The other issue I have with the P1 is with the non-tangibles, i.e. the “non-frequency response related” qualities. The attack is rather extended and blunted, which is more obvious on percussions and plucked strings where speed and definition matters the most. Notes sound soft (in terms of texture, not volume) and sluggish and thus I would hesitate to call the P1 “clean” for this reason; there is a lot of attack-based smearing that makes it hard to make out low level detail, in some cases even simply surface level detailing when the track gets busy.
This will probably one of the few reviews to go against the hype train that the P1 is currently in right now. My aim is not to justify purchases, nor is it to “destroy hype” like many claim. I simply speak my mind on what I hear and what my opinions are. My objective is that my reviews remain relevant not just 1 week after product release, but a month, a year, or even a decade post-release.
The P1 is a decent IEM which has a very good frequency response curve, one that hits my target very closely. Unfortunately, sound quality is not purely determined simply with tone and FR and the P1 just lacks in the other technical metrics that I hold to high importance.

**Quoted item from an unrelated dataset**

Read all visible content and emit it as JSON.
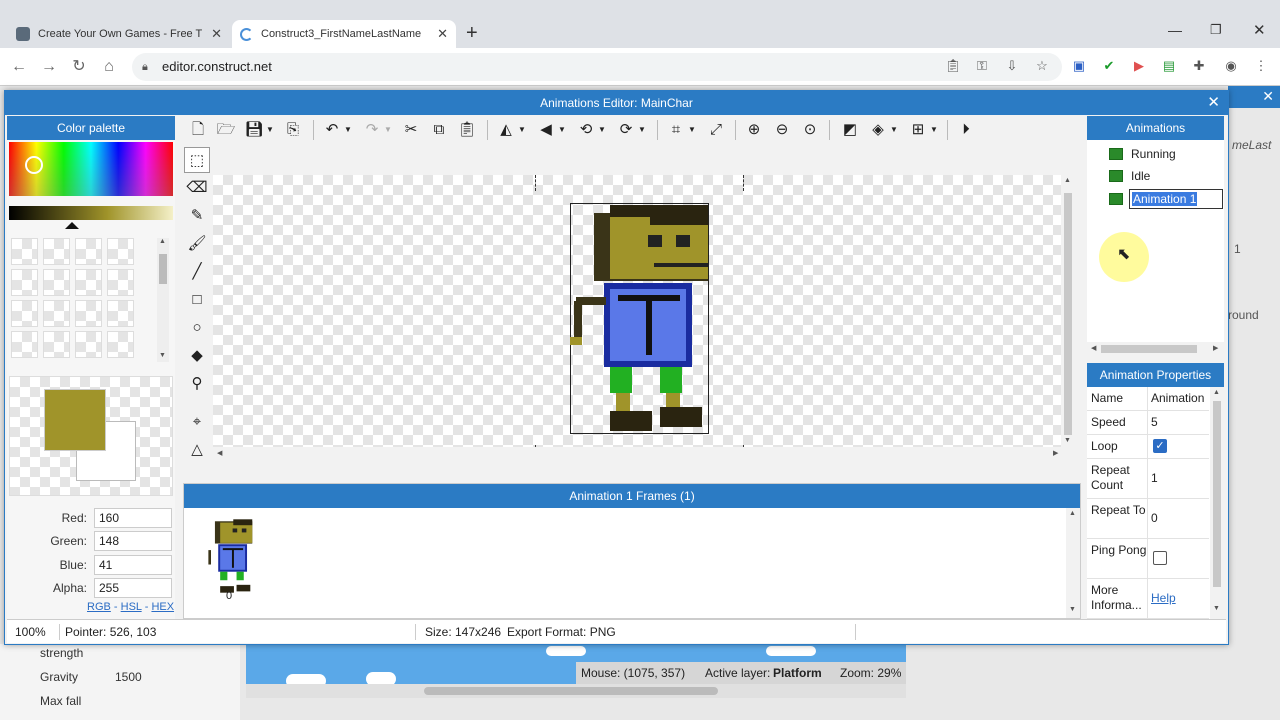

As usual, your mileage may vary, sound is subjective, in my honest opinion etc. and all similar variations. To this humble reviewer the P1 is good, but not great.